These donuts have been around for years, but they’re still popular and grabbing headlines because Mister Donut is constantly pushing the boundaries. They play around with flavors and partner with big brands for limited releases, such as Pokémon, and well-renowned Confectionery Companies, such as Mochi Cream Japan.
The Future of Mochi?
With more and more Japanese people moving to the city for work, local events like mochitsuki are falling out of favor, and some worry that mochi history might be lost forever. But, even though mochi isn’t handmade these days, this does not mean younger generations no longer want to make it themselves.
Homemade mochi is still a thing; though they usually come from a factory these days. Like many technological advancements, there are always going to be growing pains. But there’s something extraordinary about allowing people to enjoy fresh mochi at the click of a button.
Have you tried any of these types of mochi? How did you like the texture? Were you familiar with mochi history before? Let us know in the comments below!
The mochi is often my favorite part of each Sakura box, I’ve really been enjoying the variety if types I’ve received. Is there any chance we might be able to get nama yatsuhashi in a future box?

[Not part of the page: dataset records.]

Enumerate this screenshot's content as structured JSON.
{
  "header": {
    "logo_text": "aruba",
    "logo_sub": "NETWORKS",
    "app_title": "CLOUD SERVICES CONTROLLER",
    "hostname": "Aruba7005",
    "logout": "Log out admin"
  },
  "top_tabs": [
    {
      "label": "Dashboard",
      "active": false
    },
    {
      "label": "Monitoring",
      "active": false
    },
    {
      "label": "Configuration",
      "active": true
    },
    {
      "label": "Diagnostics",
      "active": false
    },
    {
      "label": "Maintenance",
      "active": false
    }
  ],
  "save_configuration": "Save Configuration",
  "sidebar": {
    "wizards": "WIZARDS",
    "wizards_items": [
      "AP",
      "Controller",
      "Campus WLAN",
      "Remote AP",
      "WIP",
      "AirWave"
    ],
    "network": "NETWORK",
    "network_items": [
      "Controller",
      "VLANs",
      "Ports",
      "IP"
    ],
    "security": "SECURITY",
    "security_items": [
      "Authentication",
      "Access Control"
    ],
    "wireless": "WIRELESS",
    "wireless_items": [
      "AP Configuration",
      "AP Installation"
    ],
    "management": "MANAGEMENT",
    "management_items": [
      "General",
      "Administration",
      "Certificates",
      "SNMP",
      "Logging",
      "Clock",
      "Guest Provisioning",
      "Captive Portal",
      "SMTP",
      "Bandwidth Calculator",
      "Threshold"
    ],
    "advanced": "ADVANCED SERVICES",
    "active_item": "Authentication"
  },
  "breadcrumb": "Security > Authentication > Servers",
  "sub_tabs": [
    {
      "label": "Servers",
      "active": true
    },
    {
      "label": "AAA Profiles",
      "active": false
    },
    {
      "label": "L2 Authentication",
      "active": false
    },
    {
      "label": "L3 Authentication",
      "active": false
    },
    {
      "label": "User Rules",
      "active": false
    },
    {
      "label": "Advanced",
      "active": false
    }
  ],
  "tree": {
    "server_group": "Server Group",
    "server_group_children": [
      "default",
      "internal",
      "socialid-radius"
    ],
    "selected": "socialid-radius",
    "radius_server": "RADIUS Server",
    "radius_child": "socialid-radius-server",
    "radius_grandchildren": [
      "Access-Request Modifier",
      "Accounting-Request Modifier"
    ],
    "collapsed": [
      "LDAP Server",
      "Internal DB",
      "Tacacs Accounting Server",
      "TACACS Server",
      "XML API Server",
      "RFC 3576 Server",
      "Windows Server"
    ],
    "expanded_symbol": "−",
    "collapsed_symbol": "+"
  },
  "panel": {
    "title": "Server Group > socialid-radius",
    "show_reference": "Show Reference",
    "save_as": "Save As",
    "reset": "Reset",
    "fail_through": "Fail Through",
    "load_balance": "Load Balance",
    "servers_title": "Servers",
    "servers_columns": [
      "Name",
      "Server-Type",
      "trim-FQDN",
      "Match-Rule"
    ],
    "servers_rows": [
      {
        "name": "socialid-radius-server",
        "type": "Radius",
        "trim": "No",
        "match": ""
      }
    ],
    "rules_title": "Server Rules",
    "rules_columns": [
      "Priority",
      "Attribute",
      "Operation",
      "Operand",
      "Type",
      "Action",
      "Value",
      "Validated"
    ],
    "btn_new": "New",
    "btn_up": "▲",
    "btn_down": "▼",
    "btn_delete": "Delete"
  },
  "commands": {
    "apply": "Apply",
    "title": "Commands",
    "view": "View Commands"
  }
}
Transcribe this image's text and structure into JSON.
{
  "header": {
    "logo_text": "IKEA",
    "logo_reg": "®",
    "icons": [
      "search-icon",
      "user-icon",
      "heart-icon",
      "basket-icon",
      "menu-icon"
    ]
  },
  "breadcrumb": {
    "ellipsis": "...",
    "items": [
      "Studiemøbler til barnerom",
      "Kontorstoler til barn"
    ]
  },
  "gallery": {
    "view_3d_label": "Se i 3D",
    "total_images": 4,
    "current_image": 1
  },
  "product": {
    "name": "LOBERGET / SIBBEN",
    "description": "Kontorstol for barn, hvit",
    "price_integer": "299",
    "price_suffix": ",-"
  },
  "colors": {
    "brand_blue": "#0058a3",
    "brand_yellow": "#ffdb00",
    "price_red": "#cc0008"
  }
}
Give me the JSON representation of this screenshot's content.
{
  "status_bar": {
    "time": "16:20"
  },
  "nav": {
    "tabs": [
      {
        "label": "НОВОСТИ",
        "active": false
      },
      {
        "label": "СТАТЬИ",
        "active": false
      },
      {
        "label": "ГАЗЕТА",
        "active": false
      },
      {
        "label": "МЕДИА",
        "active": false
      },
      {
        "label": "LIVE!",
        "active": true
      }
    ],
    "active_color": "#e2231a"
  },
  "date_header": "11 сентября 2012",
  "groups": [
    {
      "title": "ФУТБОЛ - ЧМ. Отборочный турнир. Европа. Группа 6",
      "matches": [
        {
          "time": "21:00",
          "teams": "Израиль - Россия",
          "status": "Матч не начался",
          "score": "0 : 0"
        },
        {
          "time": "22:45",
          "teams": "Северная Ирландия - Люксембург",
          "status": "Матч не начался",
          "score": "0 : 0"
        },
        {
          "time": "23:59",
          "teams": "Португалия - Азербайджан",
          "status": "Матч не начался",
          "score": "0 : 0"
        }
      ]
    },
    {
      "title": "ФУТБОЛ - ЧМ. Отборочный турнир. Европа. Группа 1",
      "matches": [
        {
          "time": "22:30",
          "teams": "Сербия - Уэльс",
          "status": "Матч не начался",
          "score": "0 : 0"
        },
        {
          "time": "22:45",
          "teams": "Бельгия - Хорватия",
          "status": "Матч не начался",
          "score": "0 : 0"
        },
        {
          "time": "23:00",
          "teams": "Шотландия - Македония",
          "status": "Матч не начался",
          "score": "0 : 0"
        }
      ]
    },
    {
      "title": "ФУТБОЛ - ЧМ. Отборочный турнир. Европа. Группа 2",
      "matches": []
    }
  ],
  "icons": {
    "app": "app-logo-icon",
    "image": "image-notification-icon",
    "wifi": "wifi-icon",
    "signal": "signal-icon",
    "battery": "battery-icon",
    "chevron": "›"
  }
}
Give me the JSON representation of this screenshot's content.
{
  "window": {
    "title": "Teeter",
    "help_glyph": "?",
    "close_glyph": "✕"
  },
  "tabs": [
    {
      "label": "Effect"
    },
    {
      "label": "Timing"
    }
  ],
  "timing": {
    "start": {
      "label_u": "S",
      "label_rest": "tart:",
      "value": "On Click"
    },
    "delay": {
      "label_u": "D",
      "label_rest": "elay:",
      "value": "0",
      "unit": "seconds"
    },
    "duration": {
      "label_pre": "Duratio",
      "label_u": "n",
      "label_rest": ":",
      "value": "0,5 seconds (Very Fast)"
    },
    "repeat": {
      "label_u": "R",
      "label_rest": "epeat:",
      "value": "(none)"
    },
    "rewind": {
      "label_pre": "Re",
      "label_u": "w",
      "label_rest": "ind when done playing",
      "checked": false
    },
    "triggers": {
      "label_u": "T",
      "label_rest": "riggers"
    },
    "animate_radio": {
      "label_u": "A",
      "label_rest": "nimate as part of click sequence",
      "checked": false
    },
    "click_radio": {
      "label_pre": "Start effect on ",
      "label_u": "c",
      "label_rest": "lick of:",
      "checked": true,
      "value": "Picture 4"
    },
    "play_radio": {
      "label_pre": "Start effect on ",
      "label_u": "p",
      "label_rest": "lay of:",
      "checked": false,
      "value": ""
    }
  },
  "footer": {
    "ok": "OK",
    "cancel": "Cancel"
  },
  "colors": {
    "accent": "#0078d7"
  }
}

Glad to hear you’re really enjoying the mochi selection.
We’ll keep nama yatsuhashi in mind, you never know what may pop up in the future!